From all friends of Brian
I regret to have to report that Clive Kilmister died on the second of May 2010. Clive’s Ph D research was carried out at Queen Mary College where the cosmologist George McVittie was his supervisor. From 1950 until he retired in 1984 he spent his academic career in the Mathematics Department at King’s College London. In 1954, Hermann Bondi, Felix Pirani and Clive formed the nucleus of the King’s gravitational theory group, one of the small number of centres that initiated the renaissance of research on general relativity in the 1950′s. At one time Clive was a member of the International Committee on GRG and he was heavily involved in the organisation of the GR4 conference in London.
Clive had broad interests and at various times he was the president of the British Society for the History of Mathematics, the president of the Mathematical Association, and the president of the British Society for the Philosophy of Science. He was also Gresham Professor of Geometry from 1972 until 1988. As well as his research papers Clive wrote about a dozen books, including a number on relativity and classical mechanics. His Ph D research had been related to Eddington’s later work, which is opaque to most, and throughout his career he retained his interest in it. Later in life he and his long-term collaborator Ted Bastin became founding members of the Alternative Natural Philosophy Association. Together they wrote a number of books, the last of which “The Origin of Discrete Particles” was published in 2009.
Clive was noted for his willingness to undertake heavy administrative tasks. These he discharged amiably and efficiently. He was loved by the students and admired and respected by his grateful colleagues.
David Robinson, Emeritus Professor of Mathematics,
Mathematics Department, King’s College London, Strand, London WC2R 2LS, UK.
Room K4U.22, Fourth floor King’s Building, Strand Campus.
My office telephone: +44 (0)20 7848 2221;
Maths Department Office: +44 (0)20 7848 2828
Date: Fri, 12 Mar 2010 09:57:16 +0530
From: aragam prasanna <…>
Subject: PC Vaidya
I am deeply sad to inform you and the international General Relativity Community of the passing away of Professor P C Vaidya, this morning. He was ailing for sometime in the last year and it finally ended with the cardiac arrest. Kindly put this information in a special bulletin if possible to the GR community.
From: Indian Association for General Relativity and Gravitation
Date: Fri, Mar 12, 2010 at 2:39 PM
Subject: PC Vaidya (March 23, 1918 – March 12, 2010)
Dear IAGRG Member,

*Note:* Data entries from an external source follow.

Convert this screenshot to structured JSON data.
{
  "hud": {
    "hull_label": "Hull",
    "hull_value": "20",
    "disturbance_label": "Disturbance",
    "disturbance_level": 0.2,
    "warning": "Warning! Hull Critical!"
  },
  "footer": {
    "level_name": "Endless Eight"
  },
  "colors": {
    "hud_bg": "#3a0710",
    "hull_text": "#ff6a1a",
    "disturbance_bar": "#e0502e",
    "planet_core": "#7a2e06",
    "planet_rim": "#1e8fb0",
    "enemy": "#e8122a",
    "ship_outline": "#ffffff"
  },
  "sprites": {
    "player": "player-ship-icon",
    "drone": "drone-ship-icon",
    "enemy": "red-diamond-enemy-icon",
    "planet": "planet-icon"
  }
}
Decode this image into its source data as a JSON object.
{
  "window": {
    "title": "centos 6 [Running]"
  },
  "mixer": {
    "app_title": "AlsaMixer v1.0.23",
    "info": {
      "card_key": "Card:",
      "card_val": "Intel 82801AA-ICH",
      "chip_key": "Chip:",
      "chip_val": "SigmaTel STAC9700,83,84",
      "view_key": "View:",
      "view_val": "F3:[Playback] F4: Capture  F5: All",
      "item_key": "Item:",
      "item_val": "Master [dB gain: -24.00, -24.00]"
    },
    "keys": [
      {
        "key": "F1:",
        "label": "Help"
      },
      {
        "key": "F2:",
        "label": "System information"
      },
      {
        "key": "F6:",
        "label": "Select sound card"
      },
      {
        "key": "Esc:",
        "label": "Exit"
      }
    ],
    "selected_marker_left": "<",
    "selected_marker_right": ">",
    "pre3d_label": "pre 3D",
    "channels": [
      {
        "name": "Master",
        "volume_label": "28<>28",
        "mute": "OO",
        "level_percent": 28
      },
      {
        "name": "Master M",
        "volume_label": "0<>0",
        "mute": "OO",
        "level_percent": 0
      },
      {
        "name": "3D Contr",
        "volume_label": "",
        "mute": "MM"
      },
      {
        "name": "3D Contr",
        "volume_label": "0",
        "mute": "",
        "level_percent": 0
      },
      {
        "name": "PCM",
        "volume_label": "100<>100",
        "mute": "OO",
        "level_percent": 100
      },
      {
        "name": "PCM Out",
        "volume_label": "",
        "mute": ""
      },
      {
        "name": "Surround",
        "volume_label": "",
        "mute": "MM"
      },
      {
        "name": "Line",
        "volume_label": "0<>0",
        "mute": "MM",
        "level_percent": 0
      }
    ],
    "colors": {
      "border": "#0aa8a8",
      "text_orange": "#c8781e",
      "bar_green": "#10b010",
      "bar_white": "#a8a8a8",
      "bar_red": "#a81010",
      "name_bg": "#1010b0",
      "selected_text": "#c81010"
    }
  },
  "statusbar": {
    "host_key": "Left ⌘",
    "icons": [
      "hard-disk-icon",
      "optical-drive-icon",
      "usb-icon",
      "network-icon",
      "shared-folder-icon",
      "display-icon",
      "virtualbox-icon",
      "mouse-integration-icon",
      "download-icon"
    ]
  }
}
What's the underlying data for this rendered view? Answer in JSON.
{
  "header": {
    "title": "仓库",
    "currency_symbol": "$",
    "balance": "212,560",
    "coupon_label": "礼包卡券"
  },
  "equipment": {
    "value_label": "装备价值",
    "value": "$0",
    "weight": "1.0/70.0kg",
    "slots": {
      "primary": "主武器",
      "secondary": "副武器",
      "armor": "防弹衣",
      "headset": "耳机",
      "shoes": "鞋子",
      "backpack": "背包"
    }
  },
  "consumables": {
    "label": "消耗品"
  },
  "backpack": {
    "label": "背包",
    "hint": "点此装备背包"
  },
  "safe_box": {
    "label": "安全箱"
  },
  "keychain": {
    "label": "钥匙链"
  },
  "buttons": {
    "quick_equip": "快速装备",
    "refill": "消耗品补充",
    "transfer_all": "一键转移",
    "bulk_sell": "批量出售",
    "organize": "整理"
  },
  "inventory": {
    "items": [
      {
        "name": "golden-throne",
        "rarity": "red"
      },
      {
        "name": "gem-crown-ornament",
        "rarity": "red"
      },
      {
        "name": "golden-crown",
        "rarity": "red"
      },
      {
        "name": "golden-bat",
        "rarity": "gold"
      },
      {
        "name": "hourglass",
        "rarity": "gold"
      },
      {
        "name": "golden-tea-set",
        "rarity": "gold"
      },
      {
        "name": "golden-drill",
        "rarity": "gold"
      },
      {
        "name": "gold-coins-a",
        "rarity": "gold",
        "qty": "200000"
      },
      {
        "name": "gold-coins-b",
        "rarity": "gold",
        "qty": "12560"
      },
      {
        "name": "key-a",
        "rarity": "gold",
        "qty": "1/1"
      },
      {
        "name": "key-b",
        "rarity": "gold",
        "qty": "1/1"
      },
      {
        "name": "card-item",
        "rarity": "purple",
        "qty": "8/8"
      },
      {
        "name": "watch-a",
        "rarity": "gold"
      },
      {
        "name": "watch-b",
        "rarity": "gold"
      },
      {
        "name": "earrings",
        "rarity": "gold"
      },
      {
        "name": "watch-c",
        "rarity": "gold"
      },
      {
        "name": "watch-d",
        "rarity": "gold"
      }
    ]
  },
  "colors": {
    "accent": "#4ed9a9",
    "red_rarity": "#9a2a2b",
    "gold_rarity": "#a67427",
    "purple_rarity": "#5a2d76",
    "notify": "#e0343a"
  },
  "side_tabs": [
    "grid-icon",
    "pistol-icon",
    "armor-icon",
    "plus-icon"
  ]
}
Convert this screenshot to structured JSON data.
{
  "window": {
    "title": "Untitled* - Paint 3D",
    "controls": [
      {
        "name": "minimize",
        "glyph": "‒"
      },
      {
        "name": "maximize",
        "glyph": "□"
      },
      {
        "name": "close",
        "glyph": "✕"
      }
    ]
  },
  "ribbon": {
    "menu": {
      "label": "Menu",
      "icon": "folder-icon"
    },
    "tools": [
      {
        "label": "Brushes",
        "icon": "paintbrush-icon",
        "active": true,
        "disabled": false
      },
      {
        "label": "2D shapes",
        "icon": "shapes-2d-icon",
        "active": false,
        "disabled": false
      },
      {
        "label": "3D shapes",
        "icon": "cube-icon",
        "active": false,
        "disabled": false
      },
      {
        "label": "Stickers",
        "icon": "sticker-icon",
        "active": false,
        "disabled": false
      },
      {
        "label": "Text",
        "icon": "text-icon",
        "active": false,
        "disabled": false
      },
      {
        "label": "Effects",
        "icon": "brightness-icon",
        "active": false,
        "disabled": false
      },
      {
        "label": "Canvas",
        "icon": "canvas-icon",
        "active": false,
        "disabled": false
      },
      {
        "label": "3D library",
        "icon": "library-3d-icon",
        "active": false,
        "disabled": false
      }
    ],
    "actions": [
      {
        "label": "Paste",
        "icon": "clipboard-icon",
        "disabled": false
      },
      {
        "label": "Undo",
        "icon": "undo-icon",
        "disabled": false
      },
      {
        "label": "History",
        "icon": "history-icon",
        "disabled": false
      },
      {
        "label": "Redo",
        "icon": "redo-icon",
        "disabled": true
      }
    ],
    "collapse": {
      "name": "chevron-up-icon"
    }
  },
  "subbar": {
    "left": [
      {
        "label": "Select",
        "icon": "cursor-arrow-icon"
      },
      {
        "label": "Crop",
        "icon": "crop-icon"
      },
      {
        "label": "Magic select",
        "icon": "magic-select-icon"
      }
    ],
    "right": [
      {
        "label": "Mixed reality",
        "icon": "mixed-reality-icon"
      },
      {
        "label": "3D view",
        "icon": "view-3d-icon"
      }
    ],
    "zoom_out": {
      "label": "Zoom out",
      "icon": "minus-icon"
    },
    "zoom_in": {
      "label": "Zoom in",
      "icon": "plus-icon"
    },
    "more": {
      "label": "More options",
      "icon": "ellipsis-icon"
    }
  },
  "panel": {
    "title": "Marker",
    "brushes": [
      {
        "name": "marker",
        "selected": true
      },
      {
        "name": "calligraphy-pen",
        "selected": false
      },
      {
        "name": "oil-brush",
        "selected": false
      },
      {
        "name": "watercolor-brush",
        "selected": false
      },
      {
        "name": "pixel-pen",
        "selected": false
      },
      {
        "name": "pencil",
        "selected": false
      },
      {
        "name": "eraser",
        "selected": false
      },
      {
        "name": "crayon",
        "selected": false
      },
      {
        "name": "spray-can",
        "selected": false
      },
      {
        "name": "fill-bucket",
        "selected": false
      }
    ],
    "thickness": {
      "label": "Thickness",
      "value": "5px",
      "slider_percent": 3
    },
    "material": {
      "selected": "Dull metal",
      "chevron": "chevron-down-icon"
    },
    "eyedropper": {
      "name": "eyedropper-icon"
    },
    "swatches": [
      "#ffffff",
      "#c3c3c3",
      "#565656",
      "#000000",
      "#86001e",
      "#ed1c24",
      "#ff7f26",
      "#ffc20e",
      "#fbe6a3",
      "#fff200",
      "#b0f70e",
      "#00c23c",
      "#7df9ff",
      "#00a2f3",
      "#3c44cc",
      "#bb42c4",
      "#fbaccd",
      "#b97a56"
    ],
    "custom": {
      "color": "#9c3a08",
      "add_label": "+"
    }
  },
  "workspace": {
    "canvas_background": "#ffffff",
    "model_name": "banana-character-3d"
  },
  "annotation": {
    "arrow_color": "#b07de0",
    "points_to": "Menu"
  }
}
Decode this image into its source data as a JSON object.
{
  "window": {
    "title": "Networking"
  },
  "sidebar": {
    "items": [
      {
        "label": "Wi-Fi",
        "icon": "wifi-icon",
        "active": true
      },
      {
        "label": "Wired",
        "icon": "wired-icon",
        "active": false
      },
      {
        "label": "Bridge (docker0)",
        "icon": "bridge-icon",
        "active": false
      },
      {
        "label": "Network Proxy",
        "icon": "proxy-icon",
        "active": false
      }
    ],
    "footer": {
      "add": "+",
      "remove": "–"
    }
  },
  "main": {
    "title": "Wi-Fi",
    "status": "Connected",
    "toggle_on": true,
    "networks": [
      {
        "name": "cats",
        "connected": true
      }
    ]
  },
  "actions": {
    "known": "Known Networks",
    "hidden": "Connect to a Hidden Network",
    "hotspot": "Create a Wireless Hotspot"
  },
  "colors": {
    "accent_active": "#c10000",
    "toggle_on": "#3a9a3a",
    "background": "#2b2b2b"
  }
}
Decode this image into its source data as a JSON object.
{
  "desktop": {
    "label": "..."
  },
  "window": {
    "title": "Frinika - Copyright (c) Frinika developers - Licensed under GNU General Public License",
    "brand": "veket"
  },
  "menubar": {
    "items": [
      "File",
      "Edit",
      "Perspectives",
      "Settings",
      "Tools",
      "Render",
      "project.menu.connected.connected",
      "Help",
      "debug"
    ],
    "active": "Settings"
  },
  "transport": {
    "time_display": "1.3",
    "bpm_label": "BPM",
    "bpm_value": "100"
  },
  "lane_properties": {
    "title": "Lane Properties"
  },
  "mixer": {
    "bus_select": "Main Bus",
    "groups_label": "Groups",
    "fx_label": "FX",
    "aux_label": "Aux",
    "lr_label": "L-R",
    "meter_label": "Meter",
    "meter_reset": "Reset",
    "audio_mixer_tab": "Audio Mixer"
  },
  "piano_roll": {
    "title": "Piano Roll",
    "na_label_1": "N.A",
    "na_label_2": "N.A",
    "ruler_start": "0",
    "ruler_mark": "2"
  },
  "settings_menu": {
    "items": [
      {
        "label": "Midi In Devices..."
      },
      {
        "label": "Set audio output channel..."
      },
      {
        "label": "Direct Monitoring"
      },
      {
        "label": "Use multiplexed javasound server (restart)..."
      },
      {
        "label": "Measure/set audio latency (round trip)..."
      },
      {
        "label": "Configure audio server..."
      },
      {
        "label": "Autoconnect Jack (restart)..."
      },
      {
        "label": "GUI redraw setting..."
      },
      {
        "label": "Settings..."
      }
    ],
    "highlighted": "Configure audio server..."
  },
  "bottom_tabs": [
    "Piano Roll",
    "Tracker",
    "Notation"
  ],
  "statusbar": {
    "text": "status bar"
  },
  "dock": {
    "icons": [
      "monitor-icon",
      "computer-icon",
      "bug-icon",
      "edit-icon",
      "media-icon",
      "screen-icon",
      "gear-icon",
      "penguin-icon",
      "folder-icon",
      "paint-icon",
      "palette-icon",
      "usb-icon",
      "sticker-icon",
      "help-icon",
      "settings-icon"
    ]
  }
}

It saddens me to convey the news that Professor Prahalad Chunnilal Vaidya passed away on March 12, 2010 in the early hours. He was 92.
Prof Vaidya holds a very special place for the IAGRG community. It was his proposal that lead to the founding of the IAGRG in 1969. He was instrumental in nurturing the IAGRG.
An obituary will be displayed on the IAGRG site: http://meghnad.iucaa.ernet.in
Link to the news item: